Xi, however, dominates conversations with a very different style. He adheres to protocols but is not as rigid as his predecessor Hu Jintao (胡錦濤). Xi speaks in a firm and controlled tone. His meetings are fastidiously prepared, ensuring the Chinese leader has full mastery of the subject matter. He has a sharp intelligence and a natural-born calmness about him. Former US secretary of state Hillary Clinton described him as “political in the kind of generic sense of that word” and said he was “more sophisticated, more effective” than his predecessors. “You can see him work a room, which I have watched him do. You can have him make small talk with you, which he has done with me.”
The meeting at Mar-a-Lago puts these two very different characters in a room for the first time and gives them an opportunity to size each other up. A lot is at stake. With an all-important power reshuffle just around the corner, the Chinese president can ill afford an “Abe moment”. The Chinese have arrived at the meeting naturally disadvantaged – playing an “away game”. Some had hoped the summit could be held on the sidelines of the G20 summit in Germany, which would have provided a neutral ground.

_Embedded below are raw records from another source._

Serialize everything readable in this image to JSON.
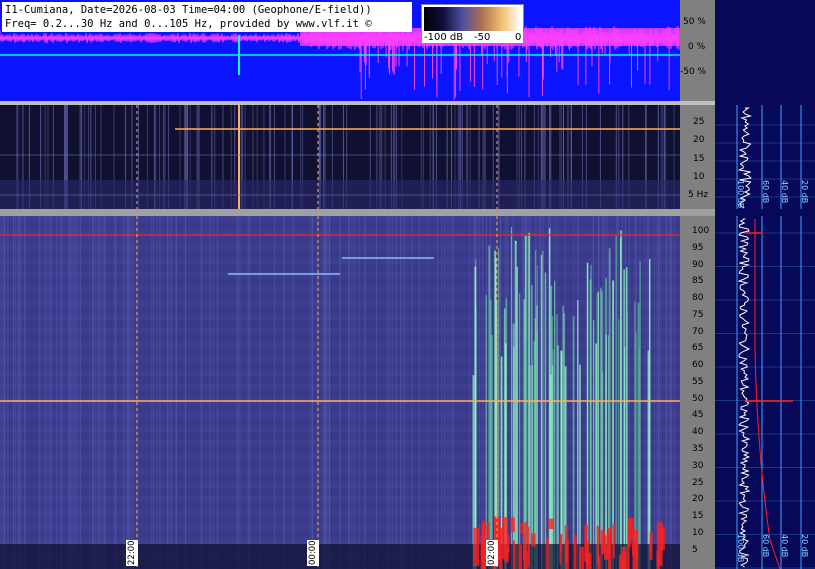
{
  "header": {
    "line1": "I1-Cumiana, Date=2026-08-03 Time=04:00 (Geophone/E-field))",
    "line2": "Freq= 0.2...30 Hz and 0...105 Hz, provided by www.vlf.it ©"
  },
  "colorbar": {
    "labels": [
      "-100 dB",
      "-50",
      "0"
    ]
  },
  "waveform_axis": {
    "labels": [
      "50 %",
      "0 %",
      "-50 %"
    ]
  },
  "spectrogram_low": {
    "unit_label": "Hz",
    "labels": [
      "25",
      "20",
      "15",
      "10",
      "5"
    ]
  },
  "spectrogram_high": {
    "labels": [
      "100",
      "95",
      "90",
      "85",
      "80",
      "75",
      "70",
      "65",
      "60",
      "55",
      "50",
      "45",
      "40",
      "35",
      "30",
      "25",
      "20",
      "15",
      "10",
      "5"
    ]
  },
  "time_markers": [
    "22:00",
    "00:00",
    "02:00"
  ],
  "profile_top_labels": [
    "100 dB",
    "60 dB",
    "40 dB",
    "20 dB"
  ],
  "profile_bottom_labels": [
    "100 dB",
    "60 dB",
    "40 dB",
    "20 dB"
  ],
  "colors": {
    "waveform_bg": "#0a14ff",
    "waveform_trace": "#ff40ff",
    "zero_line": "#00ffd0",
    "spectrogram_bg": "#3a3a8a",
    "profile_bg": "#080858",
    "red_line": "#ff2020",
    "marker_line": "#ffb060"
  }
}
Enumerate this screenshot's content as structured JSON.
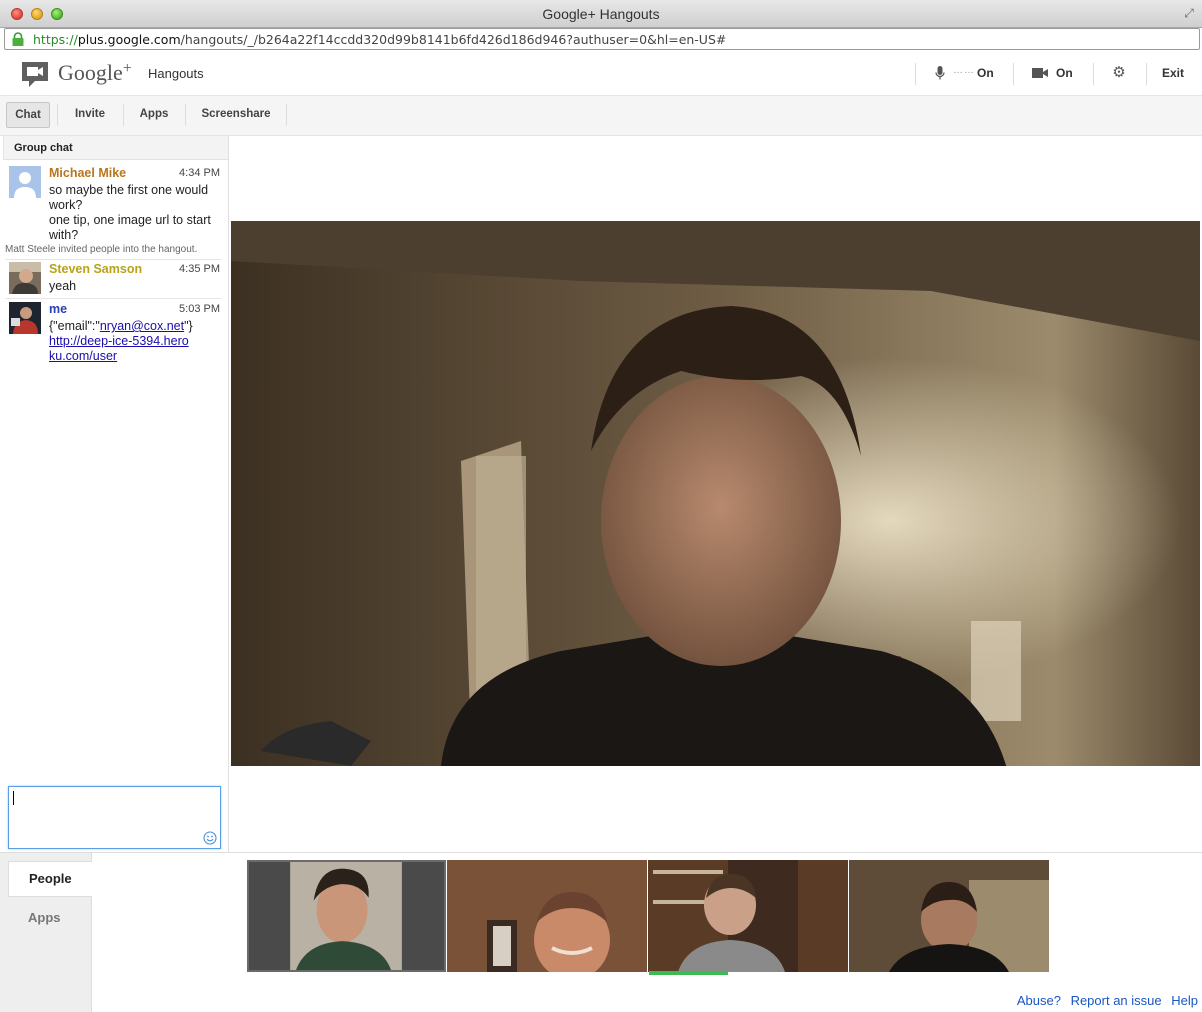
{
  "window": {
    "title": "Google+ Hangouts",
    "url_scheme": "https://",
    "url_host": "plus.google.com",
    "url_path": "/hangouts/_/b264a22f14ccdd320d99b8141b6fd426d186d946?authuser=0&hl=en-US#"
  },
  "header": {
    "brand": "Google",
    "brand_plus": "+",
    "product": "Hangouts",
    "mic_level": "……",
    "mic_status": "On",
    "camera_status": "On",
    "exit_label": "Exit"
  },
  "toolbar": {
    "tabs": [
      {
        "label": "Chat"
      },
      {
        "label": "Invite"
      },
      {
        "label": "Apps"
      },
      {
        "label": "Screenshare"
      }
    ]
  },
  "chat": {
    "header": "Group chat",
    "messages": [
      {
        "sender": "Michael Mike",
        "color": "#b8761e",
        "time": "4:34 PM",
        "lines": [
          "so maybe the first one would work?",
          "one tip, one image url to start with?"
        ]
      },
      {
        "sender": "Steven Samson",
        "color": "#b8a21a",
        "time": "4:35 PM",
        "lines": [
          "yeah"
        ]
      },
      {
        "sender": "me",
        "color": "#2b3fb5",
        "time": "5:03 PM",
        "line_prefix": "{\"email\":\"",
        "email": "nryan@cox.net",
        "line_suffix": "\"}",
        "link": "http://deep-ice-5394.heroku.com/user"
      }
    ],
    "system_note": "Matt Steele invited people into the hangout.",
    "input_value": ""
  },
  "bottom": {
    "tabs": [
      {
        "label": "People"
      },
      {
        "label": "Apps"
      }
    ],
    "footer_links": [
      "Abuse?",
      "Report an issue",
      "Help"
    ]
  }
}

But the Americans allegedly told Beijing that Trump would not make the trip.
To make it look less like Xi was seeking an audience with Trump, the Chinese side meticulously arranged everything. The trip to Florida became a stopover for the Chinese president on his way home after visiting Finland – the first such visit by a Chinese leader in 22 years. The Chinese side reportedly declined a proposal to go to Washington, picking Mar-a-Lago as the venue to avoid making the summit seem overly “official”. Xi was also said to have refused an invitation to play golf with Trump and picked his own place to stay. All these actions and preparations are meant to project an impression that the Chinese side is taking the initiative.
The world is watching closely to see how these two powerful men interact. The Mar-a-Lago meeting is one of a kind. Yet like all major international events, form is almost as important as substance. ■
Chow Chung-yan is executive editor of the South China Morning Post, overseeing daily print and digital operations